Wednesday, June 13, 2012

Pulp in the City: The Girl from the Naked Eye

In Neil Jordan’s Mona Lisa, a petty criminal forms an ambiguous bond with the upscale sex-worker he is hired to drive.  It is a good movie, so try to forget it, temporarily.  While their relationship is superficially similar, this tale of a working woman and her driver is all about pulp and revenge.  Yes, the title character will unfortunately only be appearing in flashbacks throughout David Ren’s The Girl from the Naked Eye, which opens this Friday in New York.

A self-described hash-up, Jake is taking the death of his high class "working-girl" associate Sandy rather hard.  Deep in debt to the mob, he took a job with the Naked Eye, a strip club whose sleazy proprietor Simon makes his real money running the top performers to private clients.  Jake used to be Sandy’s driver, but requested a new assignment right before her murder.  His feelings for her will become clear from his series of ruminative flashbacks. 

In the present day, Jake only has one concern: making the killer pay.  Obviously, he wants to know who saw her last, but Simon will not willingly give up her client list.  A savage beat-down later, Jake is on the trail, but he will have to contend with Simon’s thugs and his crooked cop partner, who is in serious damage control mode.

This must strip club week for the indie movie release beat, with Eye hitting theaters along with Mathieu Demy’s more heralded Americano.  Ironically, Eye’s lack of pretense earns it a limited nod over its self-serious French competitor.  Though far from classic, at least it feels no need to apologize for some lurid material and a little violence.

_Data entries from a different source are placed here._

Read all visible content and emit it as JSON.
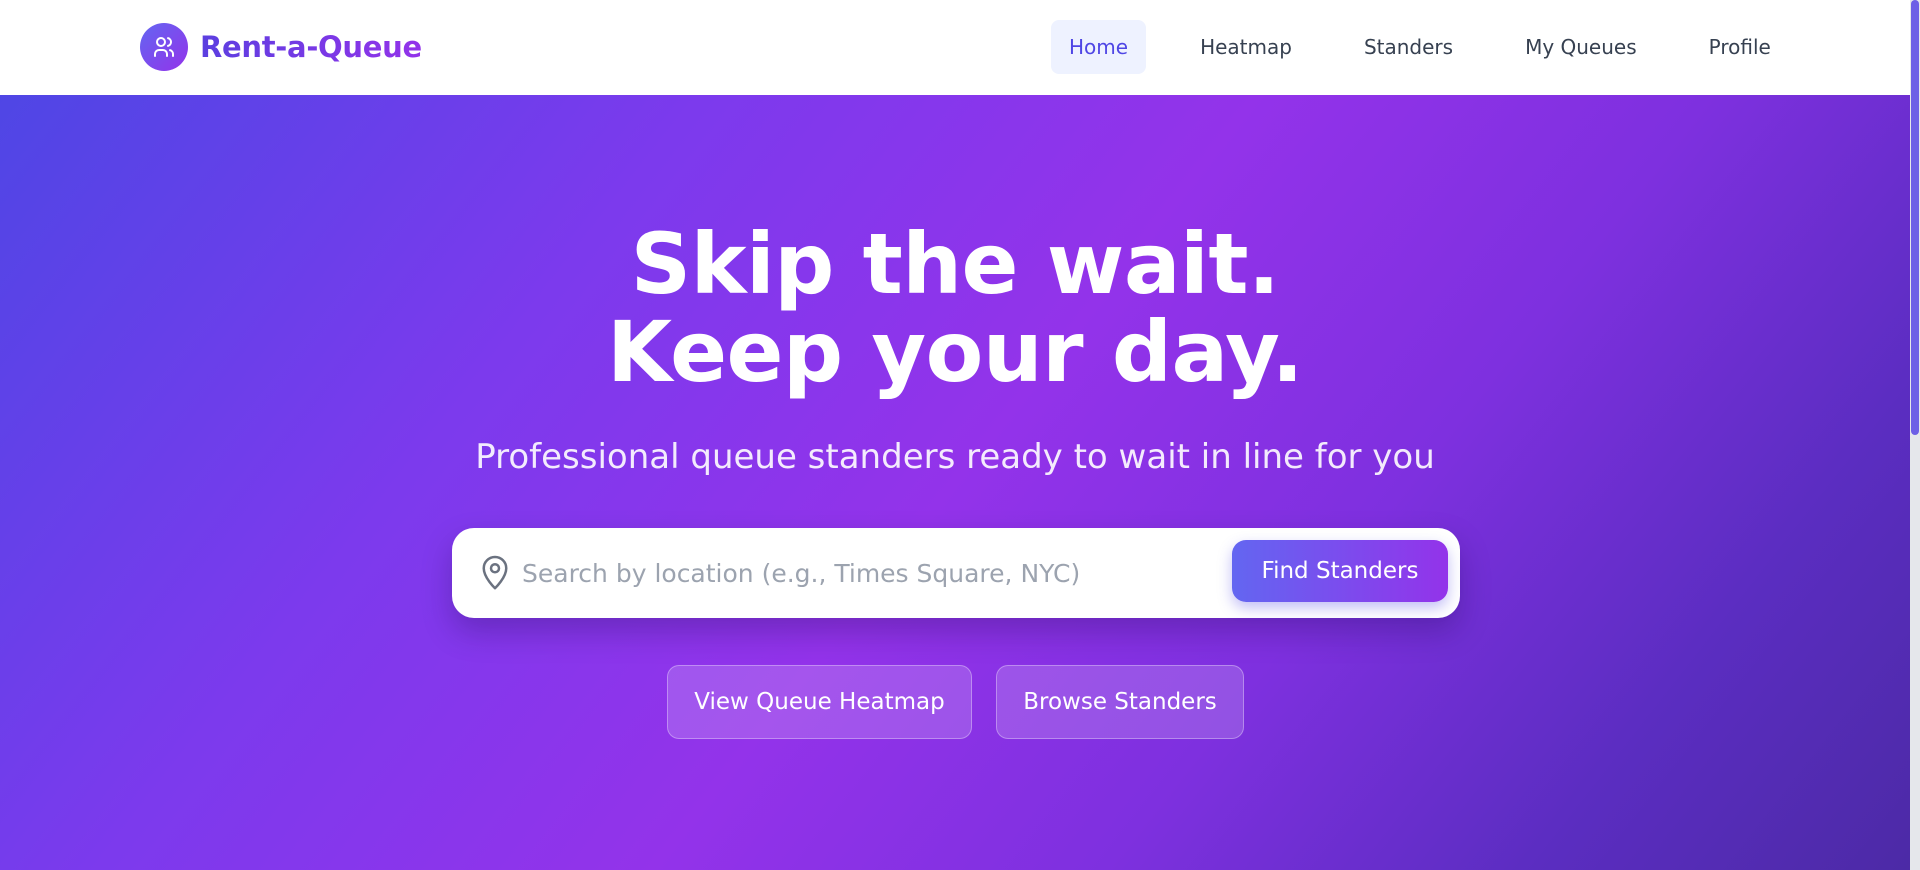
{
  "brand": {
    "name": "Rent-a-Queue",
    "logo_icon": "users-icon"
  },
  "nav": {
    "items": [
      {
        "label": "Home",
        "active": true
      },
      {
        "label": "Heatmap",
        "active": false
      },
      {
        "label": "Standers",
        "active": false
      },
      {
        "label": "My Queues",
        "active": false
      },
      {
        "label": "Profile",
        "active": false
      }
    ]
  },
  "hero": {
    "title_line1": "Skip the wait.",
    "title_line2": "Keep your day.",
    "subtitle": "Professional queue standers ready to wait in line for you",
    "search": {
      "icon": "map-pin-icon",
      "placeholder": "Search by location (e.g., Times Square, NYC)",
      "value": "",
      "button_label": "Find Standers"
    },
    "actions": {
      "heatmap_label": "View Queue Heatmap",
      "browse_label": "Browse Standers"
    }
  },
  "colors": {
    "accent": "#4f46e5",
    "brand_purple": "#9333ea",
    "nav_active_bg": "#eef2ff",
    "nav_text": "#374151"
  }
}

Indeed, action director-co-star Ron Yuan makes several key contributions, including an inventively staged decidedly un-Raid-like fight sequence, in which Jake and four security guards all become increasingly battered and exhausted as it stretches on.  He also gives the film a jolt of energy as Simon, delivering a surprising number of laughs and developing real anti-chemistry with Brandy Grace, who makes quite an impression as Angela, his caustic lover and top earner.

Eye also features two entertaining more-or-less cameos, including Sasha Grey, appearing fully clothed as a bystander in Simon’s hotel for sex-workers.  Dominique Swain has a bit more substantial role as Alissa, a not yet disillusioned lady of the evening, who gives the dense Jake a few helpful tips, via Nancy Drew.  Both give brief lifts to the film’s moody seediness.  Every bit helps, especially since leads Jason Yee and Samantha Street are bit bland in their dramatic scenes together as Jake and Sandy.  Still, the former is quite convincing in his action scenes.

Trying too hard to be noir, Eye is weighed down by narration that would be over the top even for a parody (which it might possibly be).  Nevertheless, the colorful supporting cast deserves props for embracing the grindhouse vibe.  Clearly a B-movie best saved for late night cable viewing, The Girl from the Naked Eye nonetheless opens this Friday (6/15) in New York at the AMC Empire.